It seems like there's a new recall every week this year, and this week is no exception. Once again, it's time to check your cupboards because a popular baking ingredient could make you very, very sick. A new flour recall has been announced after several people in eight states have gotten sick due to E. coli.

The popular discount grocery chain, Aldi, has recalled five pound bags of its Bakers Corner All Purpose Flour after an E. coli outbreak left 17 people sick in eight states, according to NewJersey.com. The recalled bags have the UPC code, 041498130404, according to the CDC. If you frequently shop at Aldi, you should check your cabinets and flour bags immediately to make sure you don't have a potentially hazardous item in your kitchen.

The affected flour, produced by ADM Milling Co. in Buffalo, New York, was sold in retail stores across 11 states: Connecticut, Delaware, Massachusetts, New Hampshire, New Jersey, New York, Ohio, Pennsylvania, Rhode Island, Vermont, and West Virginia, according to a statement from the CDC. Though these stores are specifically in the northeast of the United States, it is always worth checking the items you have in your own as a precaution.

Out of an abundance of caution, Aldi has recalled all best if used by dates and all lots of Bakers Corner All Purpose Flour products produced by ADM Milling Co. in Buffalo, N.Y. from store shelves in these states,” Aldi said in a statement.

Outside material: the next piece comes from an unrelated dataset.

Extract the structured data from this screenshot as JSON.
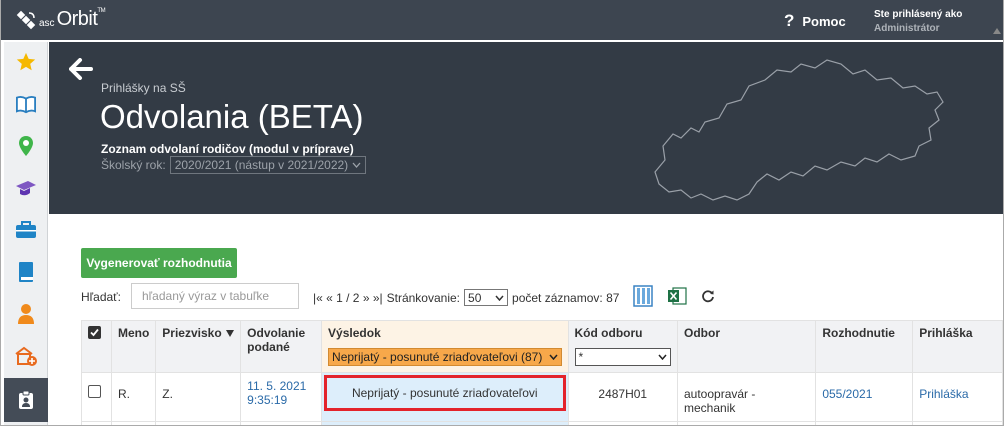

Consumers are being urged to throw away the affected flour or return it to their local Aldi store for a full refund, according to the Company. If you have flour in a container and are no longer sure of the UPC code, this should be thrown away as well as an extra precaution, according to the CDC. Containers should then be washed thoroughly with soap and hot water.

E. coli cases traced back to the flour happened between Dec. 11, 2018 and April 18, 2019, according to New Jersey.com. Two people were reportedly hospitalized.

So how does flour contract E. coli? Flour is made from milled wheat, and that wheat may have been exposed to bacteria during the harvesting process, according to the CDC.

Another major E. coli scare occurred last week, when 62,000 pounds of raw beef were recalled right before Memorial Day, according to USA Today. This time, the beef recall included much more than just hamburgers, as short ribs, ribeyes, and briskets were affected as well.

When certain strains of E. coli, or Escherichia coli, are contracted, it can cause severe abdominal cramps, bloody diarrhea and vomiting in the affected person, according to The Mayo Clinic.

According to the Minnesota Health Department, symptoms of E. coli infection show up two to five days after exposure. Symptoms can last anywhere from five to ten days. While some cases will clear up on their own, others will need treatment by a doctor.

Complications from E. coli include dehydration, blood loss, and kidney infections.

Anyone with further questions can call ADM Milling Co. Customer Service at (800) 422-1688 between the hours of 8 a.m. and 4:30 p.m. CT.

While it seems like the recall blows keep coming, consumers can stay safe by reading up on best cooking practices and practicing good hygiene inside and outside of the kitchen. As for your cabinets and fridge, you can always find a full list of recalled items on the CDC website. Giving that list a look every so often wouldn't hurt. Better safe than sorry is a good motto when it comes to food safety.